January 30, 2021
In a candid post, Halle Berry shared how she has struggled to be heard in the past and revealed an inspirational book that helped her powerfully express herself.
Halle Berry, the first and only Black actress to ever win an Oscar, has struggled to be heard. It might be hard to believe, but being seen and acknowledged did not come easy to the "Monster's Ball" star.
Continuing her HB Books from Bed project, the actress recommended a book by Denise Wood titled "The Power of Voice," dubbing it a beautiful read for anyone who has something to say.
Taking to Instagram, Berry shared a snapshot of herself holding the book. In the caption, she candidly shared her struggle while finding her voice.
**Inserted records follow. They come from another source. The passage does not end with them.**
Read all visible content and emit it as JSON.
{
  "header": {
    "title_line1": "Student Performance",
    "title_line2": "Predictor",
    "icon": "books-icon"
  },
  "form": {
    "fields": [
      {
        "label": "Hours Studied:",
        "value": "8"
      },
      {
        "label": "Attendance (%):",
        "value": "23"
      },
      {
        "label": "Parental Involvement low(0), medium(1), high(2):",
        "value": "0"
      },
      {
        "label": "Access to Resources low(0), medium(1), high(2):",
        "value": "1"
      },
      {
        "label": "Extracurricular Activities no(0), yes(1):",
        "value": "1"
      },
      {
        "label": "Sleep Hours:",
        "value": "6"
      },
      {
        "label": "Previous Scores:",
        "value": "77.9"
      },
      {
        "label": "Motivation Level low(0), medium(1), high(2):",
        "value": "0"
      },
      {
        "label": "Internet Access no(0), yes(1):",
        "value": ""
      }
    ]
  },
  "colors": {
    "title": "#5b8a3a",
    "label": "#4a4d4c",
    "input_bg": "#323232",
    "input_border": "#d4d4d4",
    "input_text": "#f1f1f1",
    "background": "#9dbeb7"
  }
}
Sharing how the book empowered her, she wrote:
"With Denise's insightful tutelage and easy-to-apply techniques, I have not only managed to find my voice, but to powerfully express myself so that others listen!"
Berry's fans were happy that she dared to share her experiences with them. Many of them said they struggle with articulating their words and thanked her for recommending the book.
To this day, Berry does not know what winning the coveted statue really means.
Woods was the creative consultant for "Bruised," the movie that marked Berry's directorial debut. In an industry where the odds of directing a film if you are an artist of color are slim to none, the opportunity was golden.
As a Black female director, it felt like a turning point for Berry. She believes women are feeling more confident than ever to tell their stories now. And that gives her hope.
Berry fought a long fight before making it to the directorial chair. Even after she won an Oscar for her role in "Monster's Ball," nothing seemed to have changed for her. Talking to Variety about the experience, she said:
"I thought, 'Oh, all these great scripts are going to come my way; these great directors are going to be banging on my door.' It didn't happen."
To this day, Berry does not know what winning the coveted statue really means. She thought she had opened doors for every nameless, faceless woman of color, but not much seems to have changed.
Berry likens her win to how Dorothy Dandridge, the first Black actor nominated for an Academy Award, felt like when she was nominated — after the 1955 honor, she went back to being an outsider in Hollywood.